Emergent Phenomena in Quantum Critical Systems release_zxs6midaavbzpnvhsdugplounm

by Kun Chen

Published by University of Massachusetts Amherst.



This dissertation provides a novel analysis of Amount Relatives (Carlson 1977, Heim 1987, Grosu & Landman 1998, Herdan 2008, Meier 2015, a.o). Amount Relatives are a form of non-intersective relative clause that is usually associated with amount interpretations . For example, the sentence <em>it will take us the rest of our lives to drink the champagne they spilled that evening </em>is most naturally interpreted as referring to an <em>amount</em> of champagne, and not any particular champagne. Previous accounts of Amount Relatives have converged in appealing to degree semantics in order to extract an amount from the relative clause, suggesting that the embedded CP denotes a property of degrees. This dissertation advocates a more nuanced view of Amount Relatives across languages. I propose that natural languages allow two different strategies for deriving amount interpretations of relative clauses: a degree-based strategy and a degree-less strategy, where degree semantics does not come into play at all. It is argued that while some languages employ both strategies, as is the case with Spanish, languages like English only have the degree-less strategy, contra much of the previous literature. Evidence for this division comes from the fact that Amount Relatives in Spanish, but not English, pass independently-motivated diagnostics of degree-related operations (e.g. degree-quantification and degree-abstraction). In the first part of the dissertation, I propose a novel means of arriving at amount interpretations for relative clauses in languages like English, which lack the degree-based strategy to derive such meanings. The account exploits the correlation between kind and amount readings of relative clauses in English, first noted by Carlson 1977. Amount Relatives in English will be argued to be a sub-case of kind-referring relative clauses and an analysis that derives amounts from (sub)kinds is presented. The second, more sizable portion of the dissertation examines Amount Relatives in Spanish, which can be shown t [...]
In text/plain format
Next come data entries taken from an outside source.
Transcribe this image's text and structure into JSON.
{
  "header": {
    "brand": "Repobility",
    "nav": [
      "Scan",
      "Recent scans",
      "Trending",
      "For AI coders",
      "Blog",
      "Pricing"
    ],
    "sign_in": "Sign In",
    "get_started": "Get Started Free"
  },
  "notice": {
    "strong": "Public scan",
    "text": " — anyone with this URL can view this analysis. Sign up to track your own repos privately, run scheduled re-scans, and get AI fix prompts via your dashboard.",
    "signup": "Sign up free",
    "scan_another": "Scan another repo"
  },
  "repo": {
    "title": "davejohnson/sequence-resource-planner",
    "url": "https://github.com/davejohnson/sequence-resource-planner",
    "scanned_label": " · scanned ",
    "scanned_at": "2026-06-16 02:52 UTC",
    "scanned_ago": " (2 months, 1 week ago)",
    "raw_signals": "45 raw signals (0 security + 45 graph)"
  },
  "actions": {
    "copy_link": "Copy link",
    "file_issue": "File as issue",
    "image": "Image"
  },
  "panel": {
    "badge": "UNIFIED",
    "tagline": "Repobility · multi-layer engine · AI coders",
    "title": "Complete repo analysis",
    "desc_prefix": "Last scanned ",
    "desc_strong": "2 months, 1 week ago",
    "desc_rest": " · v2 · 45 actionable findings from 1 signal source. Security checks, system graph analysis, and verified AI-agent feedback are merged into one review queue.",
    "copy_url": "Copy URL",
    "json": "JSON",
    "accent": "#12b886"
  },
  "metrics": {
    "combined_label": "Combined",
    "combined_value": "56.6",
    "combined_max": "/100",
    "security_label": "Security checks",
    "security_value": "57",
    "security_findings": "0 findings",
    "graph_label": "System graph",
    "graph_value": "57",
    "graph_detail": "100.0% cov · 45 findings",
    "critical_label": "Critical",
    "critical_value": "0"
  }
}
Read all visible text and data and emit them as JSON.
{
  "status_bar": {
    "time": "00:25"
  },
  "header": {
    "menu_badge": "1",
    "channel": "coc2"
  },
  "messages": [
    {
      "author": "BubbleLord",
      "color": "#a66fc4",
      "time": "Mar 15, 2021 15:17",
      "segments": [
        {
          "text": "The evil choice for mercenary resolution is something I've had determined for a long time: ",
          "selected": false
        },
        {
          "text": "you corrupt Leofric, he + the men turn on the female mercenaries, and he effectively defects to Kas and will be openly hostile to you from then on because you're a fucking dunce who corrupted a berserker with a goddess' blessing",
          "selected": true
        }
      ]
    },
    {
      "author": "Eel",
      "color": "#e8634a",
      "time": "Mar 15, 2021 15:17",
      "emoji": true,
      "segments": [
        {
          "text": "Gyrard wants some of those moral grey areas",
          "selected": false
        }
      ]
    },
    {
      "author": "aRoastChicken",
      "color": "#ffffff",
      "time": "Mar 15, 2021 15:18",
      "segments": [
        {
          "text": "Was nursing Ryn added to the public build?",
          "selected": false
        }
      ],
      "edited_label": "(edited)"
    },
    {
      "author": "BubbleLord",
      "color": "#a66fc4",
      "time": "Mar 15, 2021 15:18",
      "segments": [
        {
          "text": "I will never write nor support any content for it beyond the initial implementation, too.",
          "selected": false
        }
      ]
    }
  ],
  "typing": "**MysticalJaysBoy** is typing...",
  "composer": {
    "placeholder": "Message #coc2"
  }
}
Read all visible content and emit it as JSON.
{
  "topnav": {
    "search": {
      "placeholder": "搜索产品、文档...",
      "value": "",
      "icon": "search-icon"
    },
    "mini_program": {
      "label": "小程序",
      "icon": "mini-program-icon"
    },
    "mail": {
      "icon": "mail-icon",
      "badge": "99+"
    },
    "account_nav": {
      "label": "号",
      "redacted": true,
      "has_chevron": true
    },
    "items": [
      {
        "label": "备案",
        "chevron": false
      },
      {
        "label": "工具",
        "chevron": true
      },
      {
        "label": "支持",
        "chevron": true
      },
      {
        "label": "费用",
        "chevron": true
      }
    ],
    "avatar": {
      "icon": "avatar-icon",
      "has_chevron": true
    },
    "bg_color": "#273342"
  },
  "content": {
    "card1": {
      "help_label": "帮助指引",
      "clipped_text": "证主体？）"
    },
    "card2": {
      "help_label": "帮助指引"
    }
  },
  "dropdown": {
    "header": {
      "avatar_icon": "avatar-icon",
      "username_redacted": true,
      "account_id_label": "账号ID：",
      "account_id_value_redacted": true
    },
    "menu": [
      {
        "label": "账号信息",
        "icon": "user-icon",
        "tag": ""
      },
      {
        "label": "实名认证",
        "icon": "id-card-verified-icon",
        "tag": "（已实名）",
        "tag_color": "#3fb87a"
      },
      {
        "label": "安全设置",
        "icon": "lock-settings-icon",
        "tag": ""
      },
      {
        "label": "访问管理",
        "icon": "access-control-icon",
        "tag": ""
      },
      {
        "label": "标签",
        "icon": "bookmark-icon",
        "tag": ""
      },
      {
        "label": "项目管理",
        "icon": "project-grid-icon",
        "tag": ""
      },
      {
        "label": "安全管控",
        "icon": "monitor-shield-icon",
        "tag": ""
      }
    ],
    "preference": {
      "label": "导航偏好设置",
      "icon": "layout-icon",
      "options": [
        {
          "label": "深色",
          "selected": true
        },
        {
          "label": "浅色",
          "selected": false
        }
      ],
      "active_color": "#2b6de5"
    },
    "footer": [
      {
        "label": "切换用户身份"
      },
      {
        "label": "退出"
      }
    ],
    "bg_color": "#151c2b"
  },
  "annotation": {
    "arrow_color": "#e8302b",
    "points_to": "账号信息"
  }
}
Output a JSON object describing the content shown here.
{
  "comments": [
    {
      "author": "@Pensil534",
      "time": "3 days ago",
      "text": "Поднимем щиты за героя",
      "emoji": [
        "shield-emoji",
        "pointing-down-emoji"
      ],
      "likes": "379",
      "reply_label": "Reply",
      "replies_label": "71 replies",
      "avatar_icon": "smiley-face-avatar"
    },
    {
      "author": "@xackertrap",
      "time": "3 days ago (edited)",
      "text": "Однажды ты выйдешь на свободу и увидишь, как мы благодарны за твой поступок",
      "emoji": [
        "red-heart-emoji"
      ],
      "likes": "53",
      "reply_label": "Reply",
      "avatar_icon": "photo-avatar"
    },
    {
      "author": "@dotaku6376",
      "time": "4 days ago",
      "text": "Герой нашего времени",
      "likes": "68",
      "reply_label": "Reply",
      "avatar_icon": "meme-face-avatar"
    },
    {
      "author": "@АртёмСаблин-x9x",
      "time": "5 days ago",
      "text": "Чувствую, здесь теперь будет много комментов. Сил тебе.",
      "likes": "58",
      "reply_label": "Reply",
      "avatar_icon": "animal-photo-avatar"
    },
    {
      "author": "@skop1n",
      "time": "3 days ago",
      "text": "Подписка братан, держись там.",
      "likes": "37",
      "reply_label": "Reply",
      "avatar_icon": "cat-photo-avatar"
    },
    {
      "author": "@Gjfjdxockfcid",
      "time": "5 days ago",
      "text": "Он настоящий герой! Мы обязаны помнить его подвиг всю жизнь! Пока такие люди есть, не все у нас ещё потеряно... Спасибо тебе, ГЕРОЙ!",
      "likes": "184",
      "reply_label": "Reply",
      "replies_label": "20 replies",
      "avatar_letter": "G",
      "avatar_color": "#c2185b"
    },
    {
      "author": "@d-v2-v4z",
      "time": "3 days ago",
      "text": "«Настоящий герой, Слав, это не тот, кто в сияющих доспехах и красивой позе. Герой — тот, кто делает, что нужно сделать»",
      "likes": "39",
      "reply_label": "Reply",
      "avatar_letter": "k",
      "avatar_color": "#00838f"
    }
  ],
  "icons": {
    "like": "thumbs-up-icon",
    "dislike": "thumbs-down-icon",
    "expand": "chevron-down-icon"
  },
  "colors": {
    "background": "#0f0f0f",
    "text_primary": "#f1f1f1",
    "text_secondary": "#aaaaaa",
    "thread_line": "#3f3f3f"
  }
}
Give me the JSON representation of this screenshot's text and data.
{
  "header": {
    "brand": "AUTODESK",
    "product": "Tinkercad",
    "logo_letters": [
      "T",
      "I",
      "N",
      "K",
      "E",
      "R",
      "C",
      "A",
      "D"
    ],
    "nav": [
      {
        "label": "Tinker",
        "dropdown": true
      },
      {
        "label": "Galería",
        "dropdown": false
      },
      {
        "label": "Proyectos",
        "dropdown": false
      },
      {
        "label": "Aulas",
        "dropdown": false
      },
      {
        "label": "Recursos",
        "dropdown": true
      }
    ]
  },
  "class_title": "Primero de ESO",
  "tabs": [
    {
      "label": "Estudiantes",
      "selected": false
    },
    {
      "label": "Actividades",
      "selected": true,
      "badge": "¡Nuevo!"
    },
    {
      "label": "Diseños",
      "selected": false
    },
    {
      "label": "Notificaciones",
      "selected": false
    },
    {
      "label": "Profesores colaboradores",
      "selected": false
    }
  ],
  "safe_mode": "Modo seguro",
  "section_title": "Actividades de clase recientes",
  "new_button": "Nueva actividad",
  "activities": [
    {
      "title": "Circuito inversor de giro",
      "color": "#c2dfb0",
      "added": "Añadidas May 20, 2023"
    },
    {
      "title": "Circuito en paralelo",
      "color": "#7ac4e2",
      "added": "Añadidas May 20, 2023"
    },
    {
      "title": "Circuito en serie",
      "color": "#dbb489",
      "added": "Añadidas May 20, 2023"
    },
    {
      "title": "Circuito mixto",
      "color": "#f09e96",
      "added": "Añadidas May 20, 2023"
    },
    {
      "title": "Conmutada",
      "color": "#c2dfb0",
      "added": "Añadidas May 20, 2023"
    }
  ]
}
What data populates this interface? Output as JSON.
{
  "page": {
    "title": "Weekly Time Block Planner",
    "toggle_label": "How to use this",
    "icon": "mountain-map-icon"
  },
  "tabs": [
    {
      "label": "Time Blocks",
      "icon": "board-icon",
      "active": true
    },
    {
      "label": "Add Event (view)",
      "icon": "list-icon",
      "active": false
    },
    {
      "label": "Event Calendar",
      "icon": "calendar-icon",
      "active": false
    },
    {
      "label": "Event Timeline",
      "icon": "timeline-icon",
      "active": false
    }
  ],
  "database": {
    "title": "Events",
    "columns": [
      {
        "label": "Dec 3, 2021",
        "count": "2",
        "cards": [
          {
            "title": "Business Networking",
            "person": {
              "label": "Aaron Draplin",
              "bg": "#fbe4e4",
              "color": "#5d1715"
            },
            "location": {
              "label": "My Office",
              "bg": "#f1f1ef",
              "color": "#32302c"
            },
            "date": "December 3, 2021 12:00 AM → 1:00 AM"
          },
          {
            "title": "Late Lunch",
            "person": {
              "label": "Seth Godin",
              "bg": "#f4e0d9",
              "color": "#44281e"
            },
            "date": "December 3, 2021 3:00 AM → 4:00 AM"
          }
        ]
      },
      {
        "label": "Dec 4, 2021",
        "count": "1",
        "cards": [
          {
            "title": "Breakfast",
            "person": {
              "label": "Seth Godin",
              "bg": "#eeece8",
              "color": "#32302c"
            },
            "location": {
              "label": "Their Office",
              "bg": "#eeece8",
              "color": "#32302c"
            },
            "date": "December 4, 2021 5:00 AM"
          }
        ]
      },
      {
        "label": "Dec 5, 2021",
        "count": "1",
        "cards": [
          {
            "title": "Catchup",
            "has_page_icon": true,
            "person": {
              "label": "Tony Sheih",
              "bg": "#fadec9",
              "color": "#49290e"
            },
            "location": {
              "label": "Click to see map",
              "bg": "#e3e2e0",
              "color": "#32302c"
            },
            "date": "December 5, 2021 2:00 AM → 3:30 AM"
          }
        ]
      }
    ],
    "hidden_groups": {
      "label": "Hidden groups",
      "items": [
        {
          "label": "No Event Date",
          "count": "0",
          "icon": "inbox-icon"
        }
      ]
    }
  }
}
Archived Files and Locations

application/pdf  3.4 MB
scholarworks.umass.edu (publisher)
web.archive.org (webarchive)
Read Archived PDF
Preserved and Accessible
Type  thesis
Stage   published
Year   2018
Work Entity
access all versions, variants, and formats of this works (eg, pre-prints)
Catalog Record
Revision: 1bca75b5-aec6-4734-97f8-a8f6e3d000f3